Repeat these records exactly, pictures excluded.
**** DATA SUPPLIED
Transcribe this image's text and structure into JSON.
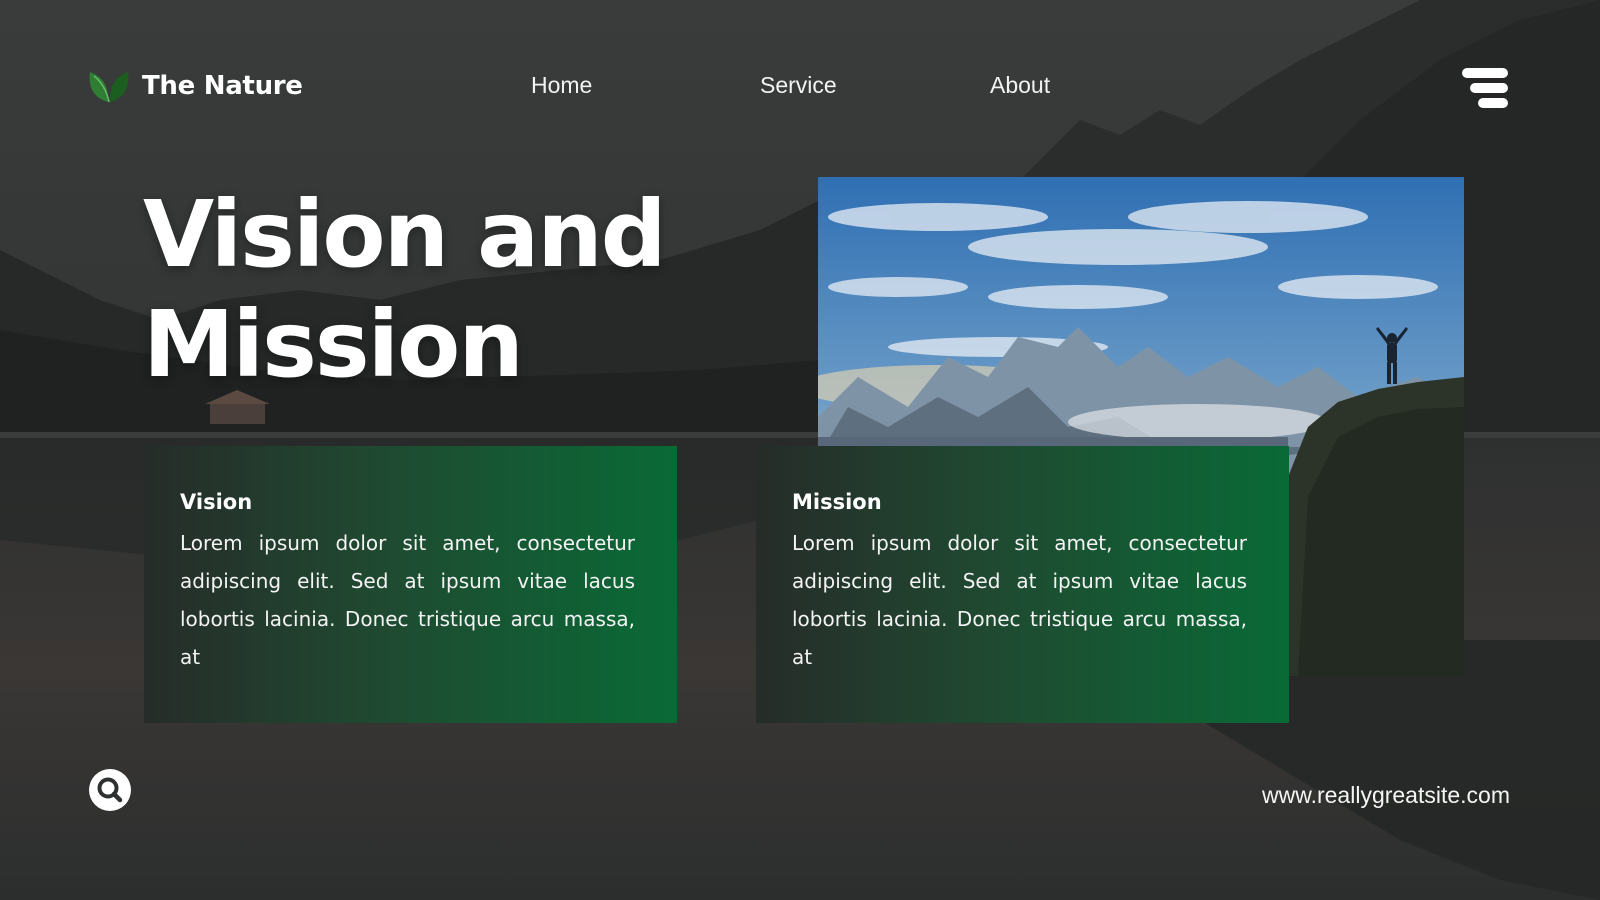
{
  "brand": {
    "name": "The Nature",
    "icon": "leaf-icon",
    "icon_colors": [
      "#2e7d32",
      "#66bb6a"
    ]
  },
  "nav": {
    "items": [
      "Home",
      "Service",
      "About"
    ]
  },
  "header": {
    "menu_icon": "menu-icon"
  },
  "hero": {
    "title_line1": "Vision and",
    "title_line2": "Mission"
  },
  "cards": [
    {
      "title": "Vision",
      "body": "Lorem ipsum dolor sit amet, consectetur adipiscing elit. Sed at ipsum vitae lacus lobortis lacinia. Donec tristique arcu massa, at"
    },
    {
      "title": "Mission",
      "body": "Lorem ipsum dolor sit amet, consectetur adipiscing elit. Sed at ipsum vitae lacus lobortis lacinia. Donec tristique arcu massa, at"
    }
  ],
  "footer": {
    "search_icon": "search-icon",
    "url": "www.reallygreatsite.com"
  },
  "colors": {
    "accent_green": "#096a36",
    "card_dark": "#262c29",
    "background": "#2f3131",
    "text": "#ffffff"
  }
}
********
**TASK SOLUTION**
Transcribe this image's text and structure into JSON.
{
  "brand": {
    "name": "The Nature",
    "icon": "leaf-icon",
    "icon_colors": [
      "#2e7d32",
      "#66bb6a"
    ]
  },
  "nav": {
    "items": [
      "Home",
      "Service",
      "About"
    ]
  },
  "header": {
    "menu_icon": "menu-icon"
  },
  "hero": {
    "title_line1": "Vision and",
    "title_line2": "Mission"
  },
  "cards": [
    {
      "title": "Vision",
      "body": "Lorem ipsum dolor sit amet, consectetur adipiscing elit. Sed at ipsum vitae lacus lobortis lacinia. Donec tristique arcu massa, at"
    },
    {
      "title": "Mission",
      "body": "Lorem ipsum dolor sit amet, consectetur adipiscing elit. Sed at ipsum vitae lacus lobortis lacinia. Donec tristique arcu massa, at"
    }
  ],
  "footer": {
    "search_icon": "search-icon",
    "url": "www.reallygreatsite.com"
  },
  "colors": {
    "accent_green": "#096a36",
    "card_dark": "#262c29",
    "background": "#2f3131",
    "text": "#ffffff"
  }
}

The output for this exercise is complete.